Business / Economy

San Benito County received $3.4 million out of $76.9 million in federal grants for Central Coast in 2017

Congressman Jimmy Panetta announced over $76.9 million in federal grants for Central Coast counties, out of which San Benito County received just $3.4 million.
Congressman Jimmy Panetta. File Photo.
Congressman Jimmy Panetta. File Photo.

Congressman Jimmy Panetta's (D-Carmel) office announced over $76.96 million in federal grants dispersed around the Central Coast in 2017. Of that, the lion’s share, more than $54.09 million, went to Monterey County. Santa Cruz County collected some $16.85 million, San Benito County received less than $3.47 million, and Santa Clara County $2.56 million.

According to press releases throughout the year from Panetta’s Washington, D.C. congressional office, the bulk of the funds were announced June 27, amounting to over $28 million in Title I monies for 30 school districts along the Central Coast.

As has proven to be the trend, most funding went to 20 schools in Monterey County, totaling $22.2 million, with the Salinas Unified School District receiving $4.6 million. Five Santa Cruz County schools were awarded $7.6 million, with the Pajaro raking in the bulk of that money at $5.6 million. Five San Benito County schools received $2.3 million, with Hollister Elementary School District receiving $928,521.

The largest federal grant awarded to San Benito County was $1.806 million that went to the San Benito County Health Foundation.

Panetta announced in June that $712,387 in U.S. Department of Transportation Federal Aviation Administration funds went to three airports in Monterey County.

If not for Mike Chambless, Hollister Airport Manager, San Benito County would not have received any federal funding, but he has managed to bring more than $12 million in FAA grants to the county in the last five years. Jim Rydingsword, director of the San Benito County Health and Human Services Agency, and his staff have secured $5.683 million in 2017, mostly to pay for homeless services.

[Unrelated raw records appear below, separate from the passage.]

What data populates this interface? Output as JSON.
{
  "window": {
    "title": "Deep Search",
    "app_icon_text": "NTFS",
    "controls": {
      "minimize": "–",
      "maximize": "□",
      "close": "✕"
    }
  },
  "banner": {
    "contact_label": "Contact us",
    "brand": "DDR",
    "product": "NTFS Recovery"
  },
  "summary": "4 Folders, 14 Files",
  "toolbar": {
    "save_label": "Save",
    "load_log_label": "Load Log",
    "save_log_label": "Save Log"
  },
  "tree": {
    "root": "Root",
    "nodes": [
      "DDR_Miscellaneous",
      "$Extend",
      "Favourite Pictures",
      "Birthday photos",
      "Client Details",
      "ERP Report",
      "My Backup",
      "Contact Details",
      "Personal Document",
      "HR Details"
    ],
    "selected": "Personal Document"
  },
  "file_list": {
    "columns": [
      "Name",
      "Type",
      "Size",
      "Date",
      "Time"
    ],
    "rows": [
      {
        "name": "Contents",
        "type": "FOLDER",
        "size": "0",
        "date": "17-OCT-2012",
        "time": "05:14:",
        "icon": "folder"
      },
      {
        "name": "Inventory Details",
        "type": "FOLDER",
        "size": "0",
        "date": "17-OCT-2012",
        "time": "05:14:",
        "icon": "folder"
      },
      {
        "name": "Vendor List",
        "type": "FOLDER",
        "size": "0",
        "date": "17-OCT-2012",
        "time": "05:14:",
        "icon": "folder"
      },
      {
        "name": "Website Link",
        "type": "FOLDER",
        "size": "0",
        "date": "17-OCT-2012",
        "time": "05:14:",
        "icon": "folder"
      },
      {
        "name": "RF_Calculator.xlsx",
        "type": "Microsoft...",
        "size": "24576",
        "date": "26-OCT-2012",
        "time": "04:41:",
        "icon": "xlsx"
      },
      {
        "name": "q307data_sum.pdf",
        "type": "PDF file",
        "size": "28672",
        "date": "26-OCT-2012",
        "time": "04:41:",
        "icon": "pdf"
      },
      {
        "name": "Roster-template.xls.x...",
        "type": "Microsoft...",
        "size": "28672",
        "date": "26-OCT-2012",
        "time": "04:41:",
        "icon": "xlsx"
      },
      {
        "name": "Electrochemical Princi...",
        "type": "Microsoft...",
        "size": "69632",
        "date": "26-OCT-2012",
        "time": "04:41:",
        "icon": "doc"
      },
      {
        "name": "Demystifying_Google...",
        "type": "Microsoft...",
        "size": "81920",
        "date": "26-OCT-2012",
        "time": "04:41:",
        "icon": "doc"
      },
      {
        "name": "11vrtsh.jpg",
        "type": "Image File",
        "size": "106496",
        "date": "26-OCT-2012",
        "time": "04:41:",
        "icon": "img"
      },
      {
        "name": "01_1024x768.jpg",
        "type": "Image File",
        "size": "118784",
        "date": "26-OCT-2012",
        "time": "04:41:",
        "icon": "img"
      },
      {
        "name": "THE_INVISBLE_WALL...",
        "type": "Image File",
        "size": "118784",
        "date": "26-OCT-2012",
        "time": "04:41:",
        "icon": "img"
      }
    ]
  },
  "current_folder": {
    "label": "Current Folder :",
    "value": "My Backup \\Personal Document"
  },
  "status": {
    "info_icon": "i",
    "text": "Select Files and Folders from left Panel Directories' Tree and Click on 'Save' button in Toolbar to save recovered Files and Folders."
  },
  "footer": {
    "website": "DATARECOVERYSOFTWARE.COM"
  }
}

So, why did Monterey County receive nine times more in grant monies than San Benito County did? It’s part geography, part population, and likely more local effort.

According to Panetta’s congressional office, organizations working on the ground in their communities are the best advocates for local needs, and Panetta encourages them to apply for grants that they identify, and to keep him informed if he can help them navigate through the various processes of federal agencies.

A couple of reasons for differences between grant amounts between San Benito County and Monterey County may include:

  • San Benito County does not have as many federal agencies or federally-owned land or property, such as military institutions, environmental agencies like NOAA, etc.
  • Some grants, such as some infrastructure projects, require matching funds from localities, which can be a hurdle for some communities.

Monterey County received a single grant of $13.1 million last July, more than the other three counties combined. Why?

According to his congressional office, that number is Monterey County’s funding through June 30, 2018 for Head Start and Early Head Start, early education programs. The annual amount is calculated by population and need, and this large number, Panetta feels, demonstrates the immense need identified by the county. Panetta supports these national programs, and advocated for strong funding during the congressional appropriations process. 

Most federal grants are announced in June and October because some agencies have programs that last one calendar year, beginning June 30, and tend to come out as their program year ends. And because the fiscal year ends on Sept. 30, many grants are announced around that time.

Panetta’s congressional office said if San Benito County wants to qualify for more federal grants, applicants need to keep in mind that grant applications are considered through objective evaluations of how well they meet the criteria. Simply put, counties need to put forward applications that best meet the grant requirements.

Congressman Panetta is available to help connect constituents with the agencies from which they are looking to receive funding. He indicated that local organizations and agencies should not hesitate to ask for advice and guidance as they go through the grant process.

Any organization or group that may need help applying for a federal grant should visit for resources. They can also contact Congressman Panetta’s Salinas office to talk about the grant process, funding opportunities, and tips for successful grant writing at 831-424-2229.

John Chadwell

John Chadwell is a freelance photojournalist with additional experience as a copywriter, ghostwriter, scriptwriter, and novelist. He is a former U.S. Navy Combat Photojournalist and is an award-winning writer, having worked for magazine, newspapers, radio and television. He has a BA in Journalism and Mass Communications from Chapman University and graduate studies at USC Cinema School. John worked as a scriptwriting consultant, and his own script, "God's Club," was produced and released in 2016. He has also written eight novels, ranging from science fiction to true crime, which are sold on Amazon. To contact John Chadwell, send an email to: [email protected]